Entries from a dataset of interfaces
_ _ _ _ _ _ _
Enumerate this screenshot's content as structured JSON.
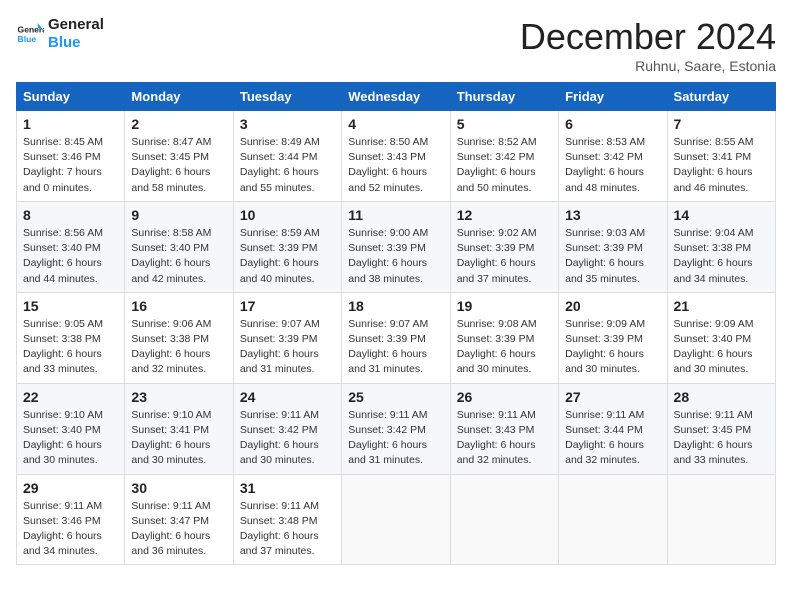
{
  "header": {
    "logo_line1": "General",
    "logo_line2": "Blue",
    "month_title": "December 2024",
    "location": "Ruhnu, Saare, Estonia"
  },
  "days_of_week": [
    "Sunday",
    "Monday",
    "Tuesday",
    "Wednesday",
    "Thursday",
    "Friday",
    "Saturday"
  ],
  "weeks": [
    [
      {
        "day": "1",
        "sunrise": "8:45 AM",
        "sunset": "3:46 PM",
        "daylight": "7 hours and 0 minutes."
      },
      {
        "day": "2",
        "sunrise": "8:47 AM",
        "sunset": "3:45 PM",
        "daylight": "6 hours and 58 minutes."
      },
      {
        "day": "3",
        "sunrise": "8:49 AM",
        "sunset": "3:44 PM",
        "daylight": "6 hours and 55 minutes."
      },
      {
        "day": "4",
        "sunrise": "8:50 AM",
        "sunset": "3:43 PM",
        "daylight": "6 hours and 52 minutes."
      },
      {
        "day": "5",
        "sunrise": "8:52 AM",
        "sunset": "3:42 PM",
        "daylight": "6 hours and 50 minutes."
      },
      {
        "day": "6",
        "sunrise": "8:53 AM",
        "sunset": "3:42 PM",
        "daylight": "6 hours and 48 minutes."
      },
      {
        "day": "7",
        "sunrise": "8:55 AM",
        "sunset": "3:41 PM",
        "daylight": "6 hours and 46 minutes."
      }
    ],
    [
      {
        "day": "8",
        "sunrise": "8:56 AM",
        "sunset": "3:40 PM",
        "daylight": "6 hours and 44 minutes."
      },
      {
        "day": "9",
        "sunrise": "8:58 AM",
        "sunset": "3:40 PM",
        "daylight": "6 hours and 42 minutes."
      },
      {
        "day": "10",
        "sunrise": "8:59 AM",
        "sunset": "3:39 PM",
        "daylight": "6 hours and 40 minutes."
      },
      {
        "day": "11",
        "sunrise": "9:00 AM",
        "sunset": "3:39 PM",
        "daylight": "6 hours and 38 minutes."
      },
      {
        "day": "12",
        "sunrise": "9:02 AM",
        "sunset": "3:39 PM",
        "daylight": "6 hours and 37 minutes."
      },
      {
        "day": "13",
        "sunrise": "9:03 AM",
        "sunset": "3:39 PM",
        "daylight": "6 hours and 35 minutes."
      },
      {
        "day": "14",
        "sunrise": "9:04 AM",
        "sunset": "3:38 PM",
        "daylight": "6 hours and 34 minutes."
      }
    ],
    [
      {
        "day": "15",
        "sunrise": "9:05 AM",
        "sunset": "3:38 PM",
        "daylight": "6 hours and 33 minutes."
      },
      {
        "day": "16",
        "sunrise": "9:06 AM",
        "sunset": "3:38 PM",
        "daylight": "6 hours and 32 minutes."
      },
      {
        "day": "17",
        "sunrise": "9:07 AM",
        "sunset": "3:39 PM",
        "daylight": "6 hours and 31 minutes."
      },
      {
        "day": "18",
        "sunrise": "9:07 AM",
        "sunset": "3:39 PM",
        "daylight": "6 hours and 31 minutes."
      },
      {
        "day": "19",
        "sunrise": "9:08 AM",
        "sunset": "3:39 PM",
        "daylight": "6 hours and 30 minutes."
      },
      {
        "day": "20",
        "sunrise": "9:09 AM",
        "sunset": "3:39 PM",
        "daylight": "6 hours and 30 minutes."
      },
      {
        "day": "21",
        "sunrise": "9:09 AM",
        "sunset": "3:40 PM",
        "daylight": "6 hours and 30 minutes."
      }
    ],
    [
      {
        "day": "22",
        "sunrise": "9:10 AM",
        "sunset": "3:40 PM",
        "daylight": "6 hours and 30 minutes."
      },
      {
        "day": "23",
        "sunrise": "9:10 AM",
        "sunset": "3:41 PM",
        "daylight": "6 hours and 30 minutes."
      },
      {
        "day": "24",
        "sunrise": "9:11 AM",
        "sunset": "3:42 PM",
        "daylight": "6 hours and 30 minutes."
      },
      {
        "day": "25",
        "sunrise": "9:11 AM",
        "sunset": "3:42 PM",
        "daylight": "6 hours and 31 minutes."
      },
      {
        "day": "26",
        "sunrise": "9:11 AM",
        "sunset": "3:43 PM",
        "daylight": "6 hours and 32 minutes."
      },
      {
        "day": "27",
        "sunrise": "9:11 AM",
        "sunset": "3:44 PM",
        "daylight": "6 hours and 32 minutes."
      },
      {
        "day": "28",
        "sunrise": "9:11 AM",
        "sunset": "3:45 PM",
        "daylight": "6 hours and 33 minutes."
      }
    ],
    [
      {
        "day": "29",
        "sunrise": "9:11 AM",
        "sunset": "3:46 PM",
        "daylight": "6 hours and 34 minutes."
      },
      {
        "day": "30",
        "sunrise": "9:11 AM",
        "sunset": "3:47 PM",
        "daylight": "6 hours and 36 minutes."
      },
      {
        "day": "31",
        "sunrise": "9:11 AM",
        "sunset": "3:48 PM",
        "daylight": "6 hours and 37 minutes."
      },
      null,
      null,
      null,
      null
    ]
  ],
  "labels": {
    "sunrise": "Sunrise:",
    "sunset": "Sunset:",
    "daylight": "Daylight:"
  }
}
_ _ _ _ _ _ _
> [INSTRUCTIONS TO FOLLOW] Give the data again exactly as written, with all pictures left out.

> [SOLUTION TO THE PROBLEM]
Enumerate this screenshot's content as structured JSON.
{
  "header": {
    "logo_line1": "General",
    "logo_line2": "Blue",
    "month_title": "December 2024",
    "location": "Ruhnu, Saare, Estonia"
  },
  "days_of_week": [
    "Sunday",
    "Monday",
    "Tuesday",
    "Wednesday",
    "Thursday",
    "Friday",
    "Saturday"
  ],
  "weeks": [
    [
      {
        "day": "1",
        "sunrise": "8:45 AM",
        "sunset": "3:46 PM",
        "daylight": "7 hours and 0 minutes."
      },
      {
        "day": "2",
        "sunrise": "8:47 AM",
        "sunset": "3:45 PM",
        "daylight": "6 hours and 58 minutes."
      },
      {
        "day": "3",
        "sunrise": "8:49 AM",
        "sunset": "3:44 PM",
        "daylight": "6 hours and 55 minutes."
      },
      {
        "day": "4",
        "sunrise": "8:50 AM",
        "sunset": "3:43 PM",
        "daylight": "6 hours and 52 minutes."
      },
      {
        "day": "5",
        "sunrise": "8:52 AM",
        "sunset": "3:42 PM",
        "daylight": "6 hours and 50 minutes."
      },
      {
        "day": "6",
        "sunrise": "8:53 AM",
        "sunset": "3:42 PM",
        "daylight": "6 hours and 48 minutes."
      },
      {
        "day": "7",
        "sunrise": "8:55 AM",
        "sunset": "3:41 PM",
        "daylight": "6 hours and 46 minutes."
      }
    ],
    [
      {
        "day": "8",
        "sunrise": "8:56 AM",
        "sunset": "3:40 PM",
        "daylight": "6 hours and 44 minutes."
      },
      {
        "day": "9",
        "sunrise": "8:58 AM",
        "sunset": "3:40 PM",
        "daylight": "6 hours and 42 minutes."
      },
      {
        "day": "10",
        "sunrise": "8:59 AM",
        "sunset": "3:39 PM",
        "daylight": "6 hours and 40 minutes."
      },
      {
        "day": "11",
        "sunrise": "9:00 AM",
        "sunset": "3:39 PM",
        "daylight": "6 hours and 38 minutes."
      },
      {
        "day": "12",
        "sunrise": "9:02 AM",
        "sunset": "3:39 PM",
        "daylight": "6 hours and 37 minutes."
      },
      {
        "day": "13",
        "sunrise": "9:03 AM",
        "sunset": "3:39 PM",
        "daylight": "6 hours and 35 minutes."
      },
      {
        "day": "14",
        "sunrise": "9:04 AM",
        "sunset": "3:38 PM",
        "daylight": "6 hours and 34 minutes."
      }
    ],
    [
      {
        "day": "15",
        "sunrise": "9:05 AM",
        "sunset": "3:38 PM",
        "daylight": "6 hours and 33 minutes."
      },
      {
        "day": "16",
        "sunrise": "9:06 AM",
        "sunset": "3:38 PM",
        "daylight": "6 hours and 32 minutes."
      },
      {
        "day": "17",
        "sunrise": "9:07 AM",
        "sunset": "3:39 PM",
        "daylight": "6 hours and 31 minutes."
      },
      {
        "day": "18",
        "sunrise": "9:07 AM",
        "sunset": "3:39 PM",
        "daylight": "6 hours and 31 minutes."
      },
      {
        "day": "19",
        "sunrise": "9:08 AM",
        "sunset": "3:39 PM",
        "daylight": "6 hours and 30 minutes."
      },
      {
        "day": "20",
        "sunrise": "9:09 AM",
        "sunset": "3:39 PM",
        "daylight": "6 hours and 30 minutes."
      },
      {
        "day": "21",
        "sunrise": "9:09 AM",
        "sunset": "3:40 PM",
        "daylight": "6 hours and 30 minutes."
      }
    ],
    [
      {
        "day": "22",
        "sunrise": "9:10 AM",
        "sunset": "3:40 PM",
        "daylight": "6 hours and 30 minutes."
      },
      {
        "day": "23",
        "sunrise": "9:10 AM",
        "sunset": "3:41 PM",
        "daylight": "6 hours and 30 minutes."
      },
      {
        "day": "24",
        "sunrise": "9:11 AM",
        "sunset": "3:42 PM",
        "daylight": "6 hours and 30 minutes."
      },
      {
        "day": "25",
        "sunrise": "9:11 AM",
        "sunset": "3:42 PM",
        "daylight": "6 hours and 31 minutes."
      },
      {
        "day": "26",
        "sunrise": "9:11 AM",
        "sunset": "3:43 PM",
        "daylight": "6 hours and 32 minutes."
      },
      {
        "day": "27",
        "sunrise": "9:11 AM",
        "sunset": "3:44 PM",
        "daylight": "6 hours and 32 minutes."
      },
      {
        "day": "28",
        "sunrise": "9:11 AM",
        "sunset": "3:45 PM",
        "daylight": "6 hours and 33 minutes."
      }
    ],
    [
      {
        "day": "29",
        "sunrise": "9:11 AM",
        "sunset": "3:46 PM",
        "daylight": "6 hours and 34 minutes."
      },
      {
        "day": "30",
        "sunrise": "9:11 AM",
        "sunset": "3:47 PM",
        "daylight": "6 hours and 36 minutes."
      },
      {
        "day": "31",
        "sunrise": "9:11 AM",
        "sunset": "3:48 PM",
        "daylight": "6 hours and 37 minutes."
      },
      null,
      null,
      null,
      null
    ]
  ],
  "labels": {
    "sunrise": "Sunrise:",
    "sunset": "Sunset:",
    "daylight": "Daylight:"
  }
}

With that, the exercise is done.